Your child is in the final stage of cognitive development. They can finally reason and form abstract thoughts, solving some problems without the need for trial and error. Give them new responsibilities and challenges to stimulate their growth.   

Travel Abroad

Since this final stage comes with the ability to see the world from other perspectives, it’s a good time to show them that world. Take them to a new city or across the world to experience new cultures. Have your teen keep a travel journal documenting their experience and writing questions they have about what they saw. 


With their increased ability to reason and think critically, teens can get egocentric. Volunteering as a family will bring their egos down a notch and teach them about the needs of others. 

Help Your Child Explore the World

With each stage of cognitive development, your children will learn new skills and build on the foundations from each previous phase.

You can encourage and stimulate their minds to set them up for success throughout their lives. 

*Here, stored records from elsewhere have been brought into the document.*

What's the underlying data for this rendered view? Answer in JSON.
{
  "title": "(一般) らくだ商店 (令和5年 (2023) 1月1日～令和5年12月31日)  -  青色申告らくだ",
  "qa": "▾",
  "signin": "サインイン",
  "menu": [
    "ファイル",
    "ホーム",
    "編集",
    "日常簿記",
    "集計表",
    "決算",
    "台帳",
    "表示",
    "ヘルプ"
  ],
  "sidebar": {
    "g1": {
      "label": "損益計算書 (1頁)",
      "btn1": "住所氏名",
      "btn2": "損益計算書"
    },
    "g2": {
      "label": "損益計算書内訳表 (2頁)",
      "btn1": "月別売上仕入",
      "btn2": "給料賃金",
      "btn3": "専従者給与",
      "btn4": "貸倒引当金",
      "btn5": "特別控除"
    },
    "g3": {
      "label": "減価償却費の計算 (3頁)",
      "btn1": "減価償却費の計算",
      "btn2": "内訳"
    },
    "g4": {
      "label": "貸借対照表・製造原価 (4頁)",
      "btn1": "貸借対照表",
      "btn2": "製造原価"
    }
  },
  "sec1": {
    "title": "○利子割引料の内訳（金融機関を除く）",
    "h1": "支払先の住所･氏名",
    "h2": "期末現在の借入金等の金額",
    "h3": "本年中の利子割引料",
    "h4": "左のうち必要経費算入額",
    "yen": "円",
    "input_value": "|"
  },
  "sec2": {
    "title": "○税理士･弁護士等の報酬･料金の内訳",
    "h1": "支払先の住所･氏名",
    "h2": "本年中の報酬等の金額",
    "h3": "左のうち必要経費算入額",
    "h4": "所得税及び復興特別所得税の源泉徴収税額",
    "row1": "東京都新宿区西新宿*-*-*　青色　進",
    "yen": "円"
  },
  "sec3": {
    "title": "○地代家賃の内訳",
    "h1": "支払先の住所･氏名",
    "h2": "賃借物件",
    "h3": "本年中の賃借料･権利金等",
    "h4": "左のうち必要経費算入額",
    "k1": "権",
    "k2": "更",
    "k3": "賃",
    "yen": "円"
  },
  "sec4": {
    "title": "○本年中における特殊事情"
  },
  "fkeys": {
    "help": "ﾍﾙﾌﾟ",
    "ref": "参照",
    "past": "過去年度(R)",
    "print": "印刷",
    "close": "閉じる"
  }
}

Julie Higgins
Julie is a Staff Writer at momooze.com. She has been working in publishing houses before joining the editorial team at momooze. Julie's love and passion are topics around beauty, lifestyle, hair and nails.